Bracing for the dissolution of a marriage can be challenging, both emotionally and financially. Even the most amicable of divorces can be stressful, so divorce proceedings where both parties are in a court battle over the house or the children can be especially overwhelming.
Fortunately, not every marital split in Arizona has to involve going to trial. Resolving divorce-related issues through informal negotiations can make navigating this type of family law proceeding easier.
Most divorces are actually resolved before the couples' issues have to go before a judge. Alternative dispute resolution -- or ADR -- processes, such as mediation or collaborative divorce, help to make this possible.

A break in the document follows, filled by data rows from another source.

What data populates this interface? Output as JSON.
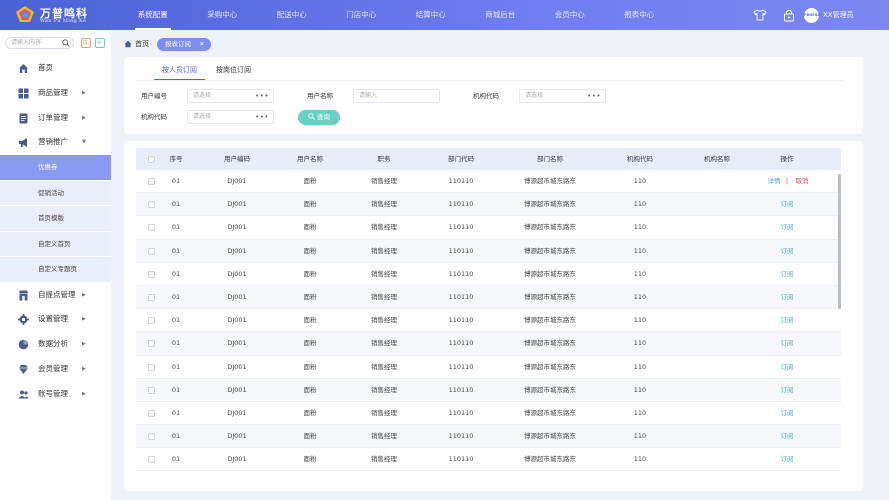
{
  "app": {
    "brand_name": "万普鸣科",
    "brand_sub": "Wan Pu Ming Ke"
  },
  "topnav": [
    {
      "label": "系统配置",
      "active": true
    },
    {
      "label": "采购中心",
      "active": false
    },
    {
      "label": "配送中心",
      "active": false
    },
    {
      "label": "门店中心",
      "active": false
    },
    {
      "label": "结算中心",
      "active": false
    },
    {
      "label": "商城后台",
      "active": false
    },
    {
      "label": "会员中心",
      "active": false
    },
    {
      "label": "报表中心",
      "active": false
    }
  ],
  "header_icons": [
    "shirt-icon",
    "lock-icon",
    "avatar"
  ],
  "user": {
    "avatar_text": "PROFILE",
    "name": "XX管理员"
  },
  "sidebar": {
    "search_placeholder": "请输入内容",
    "items": [
      {
        "label": "首页",
        "icon": "home-icon",
        "arrow": false
      },
      {
        "label": "商品管理",
        "icon": "grid-icon",
        "arrow": true
      },
      {
        "label": "订单管理",
        "icon": "order-icon",
        "arrow": true
      },
      {
        "label": "营销推广",
        "icon": "megaphone-icon",
        "arrow": true,
        "expanded": true
      }
    ],
    "subitems": [
      {
        "label": "优惠券",
        "active": true
      },
      {
        "label": "促销活动",
        "active": false
      },
      {
        "label": "首页模版",
        "active": false
      },
      {
        "label": "自定义首页",
        "active": false
      },
      {
        "label": "自定义专题页",
        "active": false
      }
    ],
    "items_after": [
      {
        "label": "自提点管理",
        "icon": "store-icon"
      },
      {
        "label": "设置管理",
        "icon": "gear-icon"
      },
      {
        "label": "数据分析",
        "icon": "pie-chart-icon"
      },
      {
        "label": "会员管理",
        "icon": "diamond-icon"
      },
      {
        "label": "账号管理",
        "icon": "users-icon"
      }
    ]
  },
  "breadcrumb": {
    "home": "首页",
    "tag": "报表订阅"
  },
  "tabs": [
    {
      "label": "按人员订阅",
      "active": true
    },
    {
      "label": "按岗位订阅",
      "active": false
    }
  ],
  "filters": {
    "user_code_label": "用户编号",
    "user_code_placeholder": "请选择",
    "user_name_label": "用户名称",
    "user_name_placeholder": "请输入",
    "org_code_label": "机构代码",
    "org_code_placeholder": "请选择",
    "org_code2_label": "机构代码",
    "org_code2_placeholder": "请选择",
    "search_button": "查询"
  },
  "table": {
    "columns": [
      "序号",
      "用户编码",
      "用户名称",
      "职务",
      "部门代码",
      "部门名称",
      "机构代码",
      "机构名称",
      "操作"
    ],
    "first_row_actions": {
      "detail": "详情",
      "sep": "|",
      "cancel": "取消"
    },
    "row_action": "订阅",
    "rows": [
      {
        "seq": "01",
        "user_code": "DJ001",
        "user_name": "面粉",
        "position": "销售经理",
        "dept_code": "110110",
        "dept_name": "博源超市城东路东",
        "org_code": "110",
        "org_name": ""
      },
      {
        "seq": "01",
        "user_code": "DJ001",
        "user_name": "面粉",
        "position": "销售经理",
        "dept_code": "110110",
        "dept_name": "博源超市城东路东",
        "org_code": "110",
        "org_name": ""
      },
      {
        "seq": "01",
        "user_code": "DJ001",
        "user_name": "面粉",
        "position": "销售经理",
        "dept_code": "110110",
        "dept_name": "博源超市城东路东",
        "org_code": "110",
        "org_name": ""
      },
      {
        "seq": "01",
        "user_code": "DJ001",
        "user_name": "面粉",
        "position": "销售经理",
        "dept_code": "110110",
        "dept_name": "博源超市城东路东",
        "org_code": "110",
        "org_name": ""
      },
      {
        "seq": "01",
        "user_code": "DJ001",
        "user_name": "面粉",
        "position": "销售经理",
        "dept_code": "110110",
        "dept_name": "博源超市城东路东",
        "org_code": "110",
        "org_name": ""
      },
      {
        "seq": "01",
        "user_code": "DJ001",
        "user_name": "面粉",
        "position": "销售经理",
        "dept_code": "110110",
        "dept_name": "博源超市城东路东",
        "org_code": "110",
        "org_name": ""
      },
      {
        "seq": "01",
        "user_code": "DJ001",
        "user_name": "面粉",
        "position": "销售经理",
        "dept_code": "110110",
        "dept_name": "博源超市城东路东",
        "org_code": "110",
        "org_name": ""
      },
      {
        "seq": "01",
        "user_code": "DJ001",
        "user_name": "面粉",
        "position": "销售经理",
        "dept_code": "110110",
        "dept_name": "博源超市城东路东",
        "org_code": "110",
        "org_name": ""
      },
      {
        "seq": "01",
        "user_code": "DJ001",
        "user_name": "面粉",
        "position": "销售经理",
        "dept_code": "110110",
        "dept_name": "博源超市城东路东",
        "org_code": "110",
        "org_name": ""
      },
      {
        "seq": "01",
        "user_code": "DJ001",
        "user_name": "面粉",
        "position": "销售经理",
        "dept_code": "110110",
        "dept_name": "博源超市城东路东",
        "org_code": "110",
        "org_name": ""
      },
      {
        "seq": "01",
        "user_code": "DJ001",
        "user_name": "面粉",
        "position": "销售经理",
        "dept_code": "110110",
        "dept_name": "博源超市城东路东",
        "org_code": "110",
        "org_name": ""
      },
      {
        "seq": "01",
        "user_code": "DJ001",
        "user_name": "面粉",
        "position": "销售经理",
        "dept_code": "110110",
        "dept_name": "博源超市城东路东",
        "org_code": "110",
        "org_name": ""
      },
      {
        "seq": "01",
        "user_code": "DJ001",
        "user_name": "面粉",
        "position": "销售经理",
        "dept_code": "110110",
        "dept_name": "博源超市城东路东",
        "org_code": "110",
        "org_name": ""
      }
    ]
  },
  "colors": {
    "primary": "#5b6fe0",
    "accent_teal": "#6ccfc2",
    "link_teal": "#4aaeb8",
    "danger": "#e2474f",
    "active_submenu": "#8a9af0"
  }
}
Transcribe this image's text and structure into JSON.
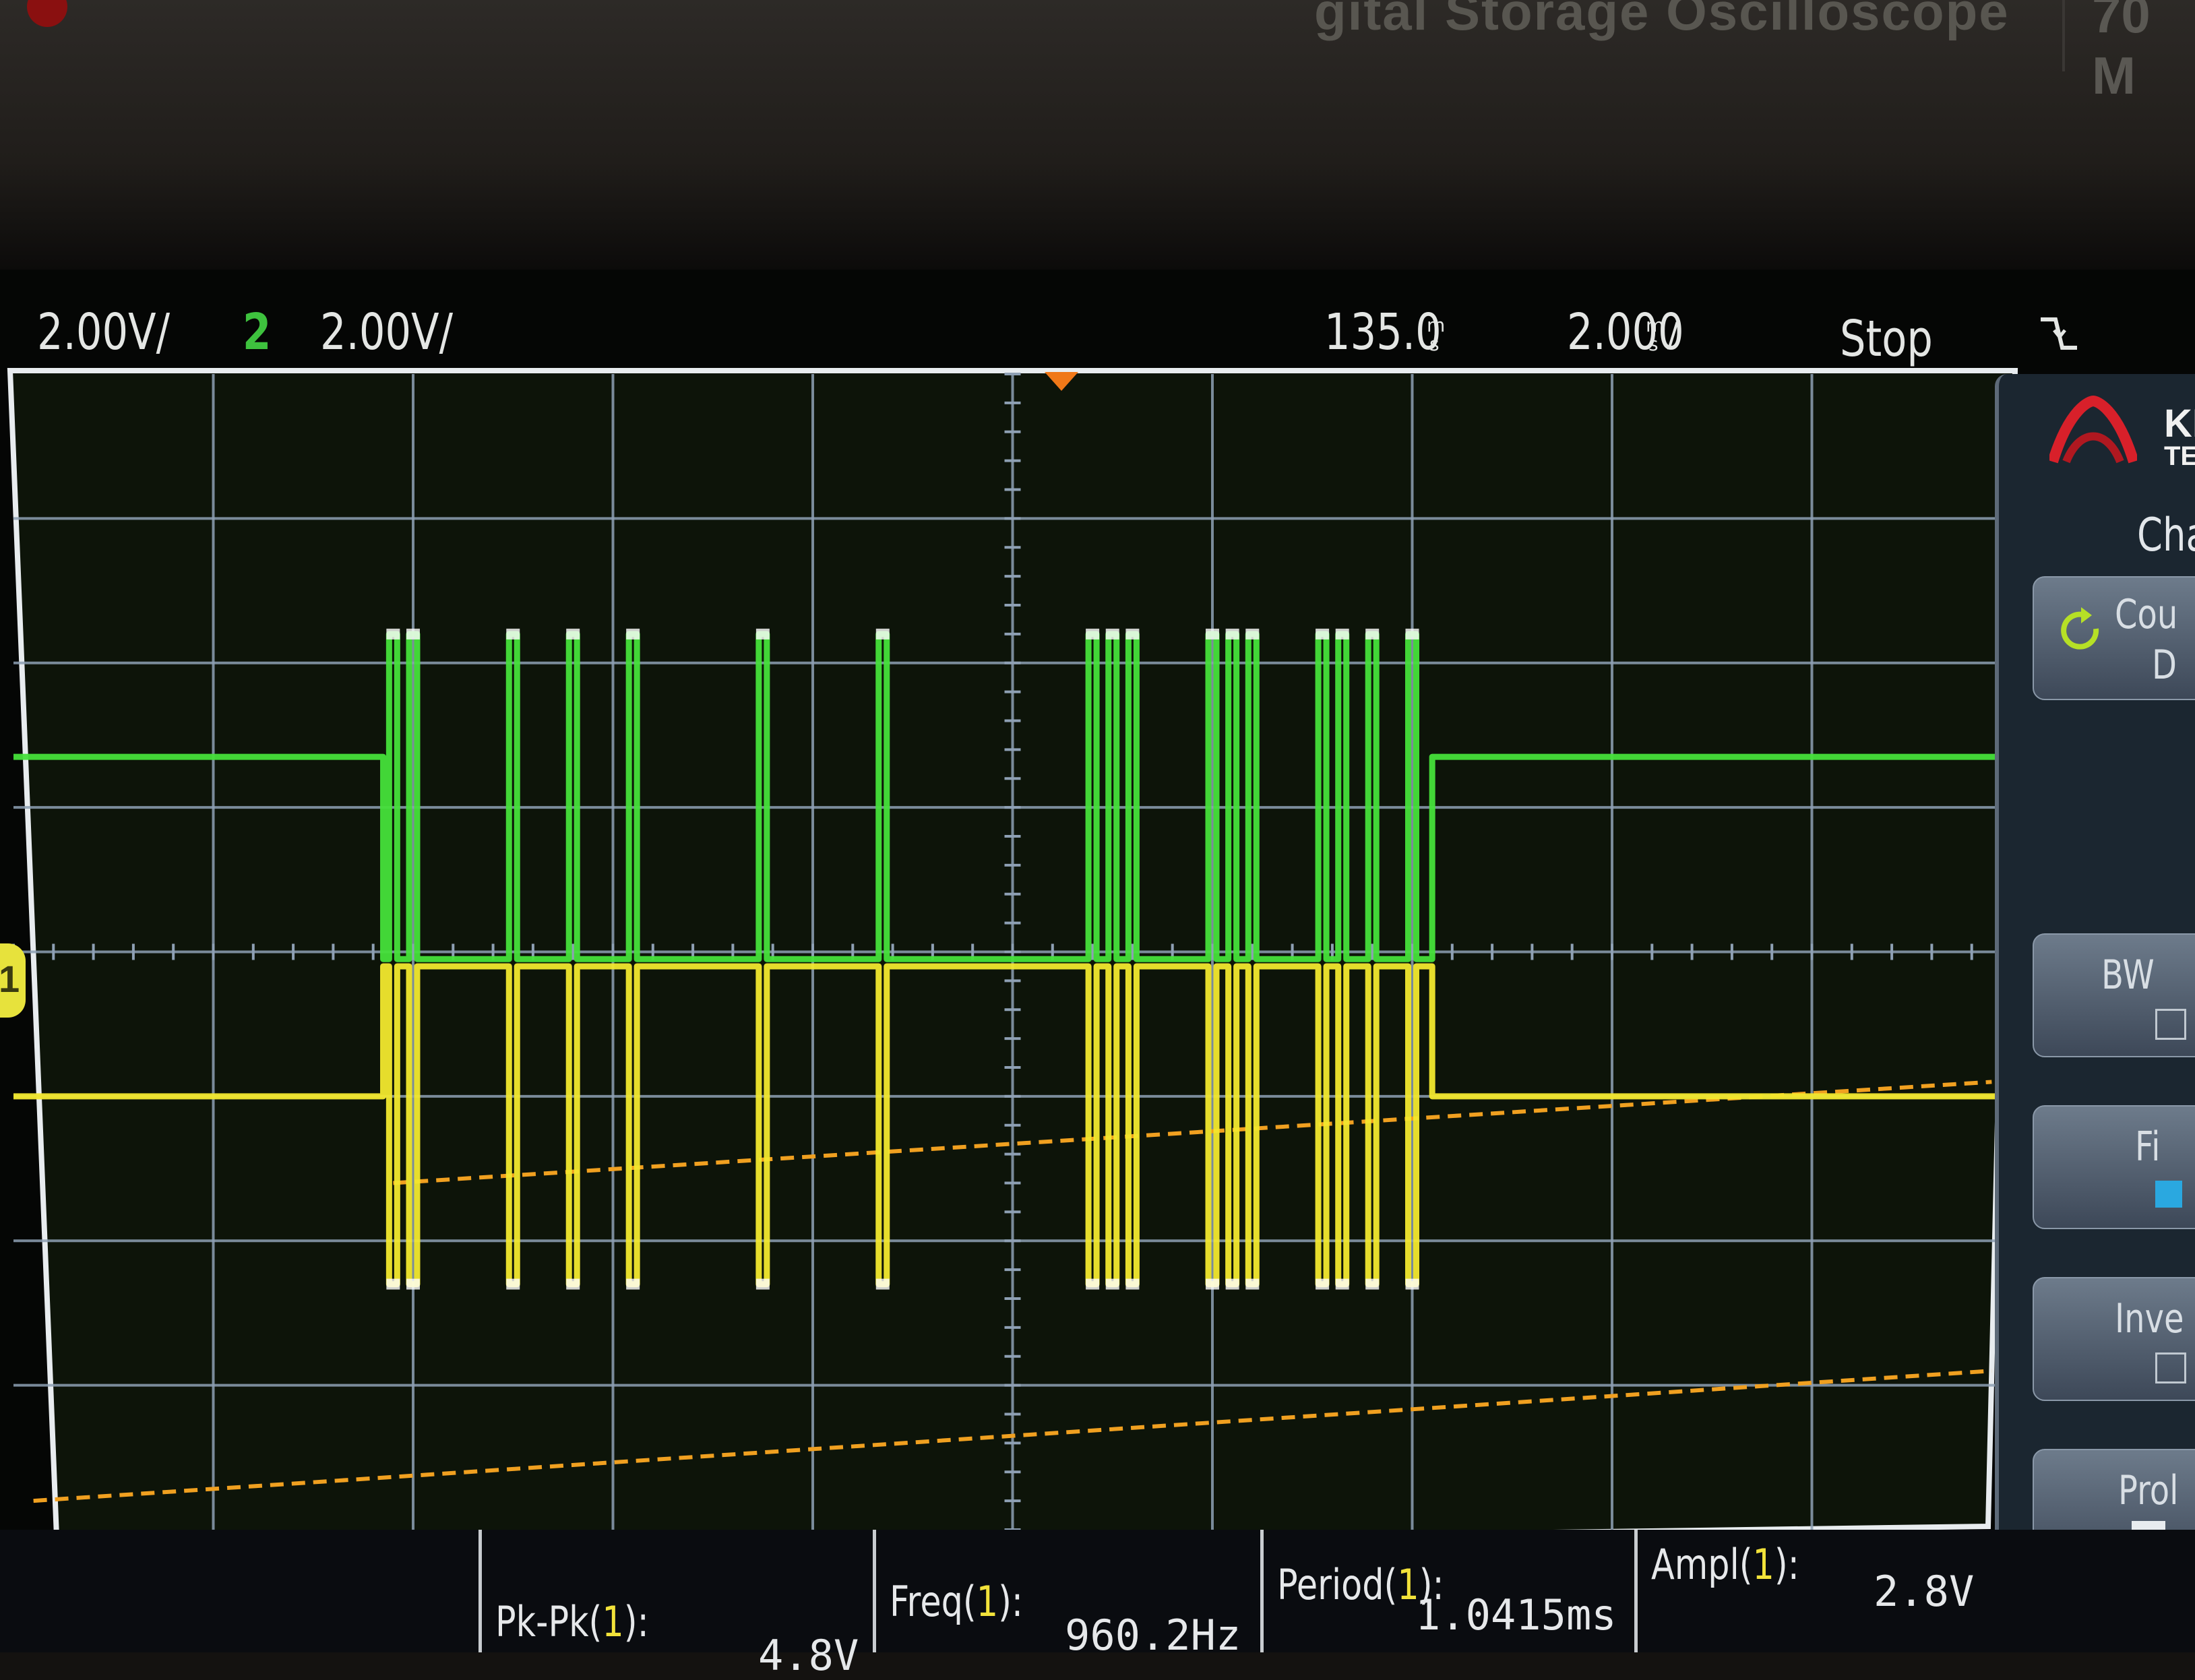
{
  "bezel": {
    "title": "gital Storage Oscilloscope",
    "bandwidth_fragment": "70 M"
  },
  "status_bar": {
    "ch1_scale": "2.00V/",
    "ch2_number": "2",
    "ch2_scale": "2.00V/",
    "horizontal_position": "135.0",
    "horizontal_position_unit_icon": "ms-unit-glyph",
    "timebase": "2.000",
    "timebase_unit_icon": "ms-per-div-glyph",
    "run_state": "Stop",
    "trigger_icon": "falling-edge-trigger-icon"
  },
  "colors": {
    "ch1": "#f2e82e",
    "ch2": "#46e03a",
    "threshold": "#f0a020",
    "grid": "#8ea0b4",
    "trigger_marker": "#f07818"
  },
  "side_menu": {
    "logo_text": "KE",
    "logo_sub": "TE",
    "title": "Cha",
    "items": [
      {
        "label": "Cou",
        "sub": "D",
        "icon": "rotate-knob-icon"
      },
      {
        "label": "BW",
        "sub": ""
      },
      {
        "label": "Fi",
        "sub": ""
      },
      {
        "label": "Inve",
        "sub": ""
      },
      {
        "label": "Prol",
        "sub": "",
        "icon": "arrow-down-icon"
      }
    ]
  },
  "measurements": [
    {
      "name": "Pk-Pk",
      "channel": "1",
      "value": "4.8V"
    },
    {
      "name": "Freq",
      "channel": "1",
      "value": "960.2Hz"
    },
    {
      "name": "Period",
      "channel": "1",
      "value": "1.0415ms"
    },
    {
      "name": "Ampl",
      "channel": "1",
      "value": "2.8V"
    }
  ],
  "channel_marker": {
    "label": "1"
  },
  "chart_data": {
    "type": "line",
    "series": [
      {
        "name": "2",
        "idle_level": "high",
        "pulses_ms": [
          [
            -6.2,
            -6.0
          ],
          [
            -5.0,
            -4.4
          ],
          [
            -3.8
          ],
          [
            -2.5
          ],
          [
            -1.3
          ],
          [
            0.8,
            1.0,
            1.2
          ],
          [
            2.0,
            2.2,
            2.4
          ],
          [
            3.1,
            3.3,
            3.6,
            4.0
          ]
        ],
        "burst_start_ms": -6.3,
        "burst_end_ms": 4.2
      },
      {
        "name": "1",
        "idle_level": "low",
        "pulses_ms": [
          [
            -6.2,
            -6.0
          ],
          [
            -5.0,
            -4.4
          ],
          [
            -3.8
          ],
          [
            -2.5
          ],
          [
            -1.3
          ],
          [
            0.8,
            1.0,
            1.2
          ],
          [
            2.0,
            2.2,
            2.4
          ],
          [
            3.1,
            3.3,
            3.6,
            4.0
          ]
        ],
        "burst_start_ms": -6.3,
        "burst_end_ms": 4.2
      }
    ],
    "xlim_div": [
      -5,
      5
    ],
    "ylim_div": [
      -4,
      4
    ],
    "grid": true
  }
}
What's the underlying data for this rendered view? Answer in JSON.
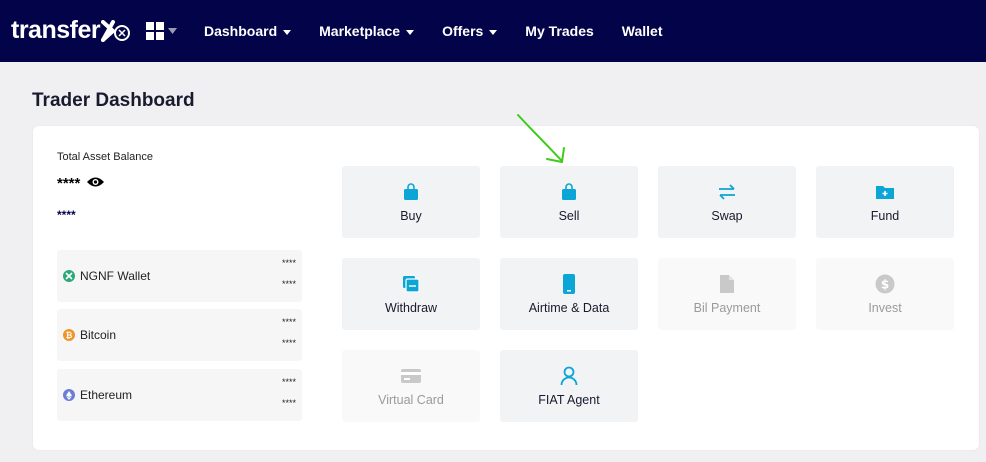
{
  "brand": {
    "name": "transfer"
  },
  "nav": {
    "items": [
      {
        "label": "Dashboard",
        "dropdown": true
      },
      {
        "label": "Marketplace",
        "dropdown": true
      },
      {
        "label": "Offers",
        "dropdown": true
      },
      {
        "label": "My Trades",
        "dropdown": false
      },
      {
        "label": "Wallet",
        "dropdown": false
      }
    ]
  },
  "page": {
    "title": "Trader Dashboard"
  },
  "balance": {
    "label": "Total Asset Balance",
    "main_value": "****",
    "sub_value": "****"
  },
  "wallets": [
    {
      "name": "NGNF Wallet",
      "value1": "****",
      "value2": "****",
      "coin_color": "#2aa876"
    },
    {
      "name": "Bitcoin",
      "value1": "****",
      "value2": "****",
      "coin_color": "#f0952a"
    },
    {
      "name": "Ethereum",
      "value1": "****",
      "value2": "****",
      "coin_color": "#6b7bd8"
    }
  ],
  "actions": [
    {
      "label": "Buy",
      "icon": "shopping-bag-icon",
      "enabled": true
    },
    {
      "label": "Sell",
      "icon": "shopping-bag-icon",
      "enabled": true
    },
    {
      "label": "Swap",
      "icon": "swap-arrows-icon",
      "enabled": true
    },
    {
      "label": "Fund",
      "icon": "folder-plus-icon",
      "enabled": true
    },
    {
      "label": "Withdraw",
      "icon": "cards-icon",
      "enabled": true
    },
    {
      "label": "Airtime & Data",
      "icon": "phone-icon",
      "enabled": true
    },
    {
      "label": "Bil Payment",
      "icon": "document-icon",
      "enabled": false
    },
    {
      "label": "Invest",
      "icon": "dollar-coin-icon",
      "enabled": false
    },
    {
      "label": "Virtual Card",
      "icon": "credit-card-icon",
      "enabled": false
    },
    {
      "label": "FIAT Agent",
      "icon": "user-icon",
      "enabled": true
    }
  ],
  "colors": {
    "navbar": "#03034a",
    "accent": "#0ba5d6",
    "disabled_icon": "#c9c9c9",
    "annotation_arrow": "#3ecb1a"
  }
}
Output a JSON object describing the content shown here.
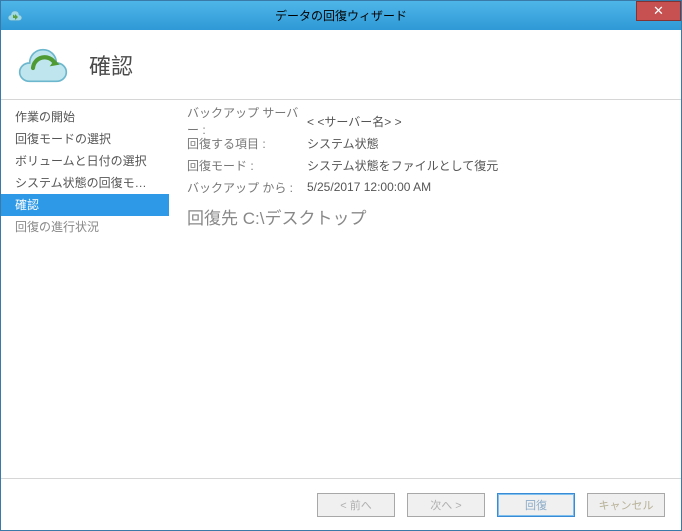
{
  "window": {
    "title": "データの回復ウィザード"
  },
  "header": {
    "title": "確認"
  },
  "sidebar": {
    "items": [
      {
        "label": "作業の開始",
        "state": "normal"
      },
      {
        "label": "回復モードの選択",
        "state": "normal"
      },
      {
        "label": "ボリュームと日付の選択",
        "state": "normal"
      },
      {
        "label": "システム状態の回復モードの...",
        "state": "normal"
      },
      {
        "label": "確認",
        "state": "active"
      },
      {
        "label": "回復の進行状況",
        "state": "dimmed"
      }
    ]
  },
  "details": {
    "rows": [
      {
        "label": "バックアップ サーバー :",
        "value": "< <サーバー名> >"
      },
      {
        "label": "回復する項目 :",
        "value": "システム状態"
      },
      {
        "label": "回復モード :",
        "value": "システム状態をファイルとして復元"
      },
      {
        "label": "バックアップ から :",
        "value": "5/25/2017 12:00:00 AM"
      }
    ],
    "recover_to": "回復先 C:\\デスクトップ"
  },
  "buttons": {
    "back": "< 前へ",
    "next": "次へ >",
    "recover": "回復",
    "cancel": "キャンセル"
  },
  "icons": {
    "app": "cloud-recovery-icon",
    "close": "✕"
  }
}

Through ADR, two spouses can negotiate how to deal with matters such as property division, child support and child custody. However, the success of negotiations really depends on two factors:
- How much of a dispute you and your spouse are having regarding key issues
- How willing both parties are to work together in resolving these issues
Property division is one of the biggest areas of contention during the dissolution of a marriage, especially if a couple has large assets or high-value assets. Another important consideration when dealing with the division of property is addressing the division of debt -- including a mortgage, credit cards or a car loan.
During negotiations, when dealing with the family home specifically, you and your spouse may be able to reach an agreement on who gets to keep the house, or you may both decide to sell the house and split the profits, for example.
Compared with going to trial, ADR tends to be much more casual and less adversarial. In addition, it can facilitate and encourage early settlement. Through processes such as collaborative divorce and mediation, both you and your future ex have the chance to play equal and active roles in addressing key issues in your divorce.
If you are unable to achieve a settlement on your own, including your own parenting plan if child custody is an issue in your marital split-up, then a judge in Arizona will have to make these important decisions for you, and the judge's decision may not be in alignment with what you or the other party would have wanted.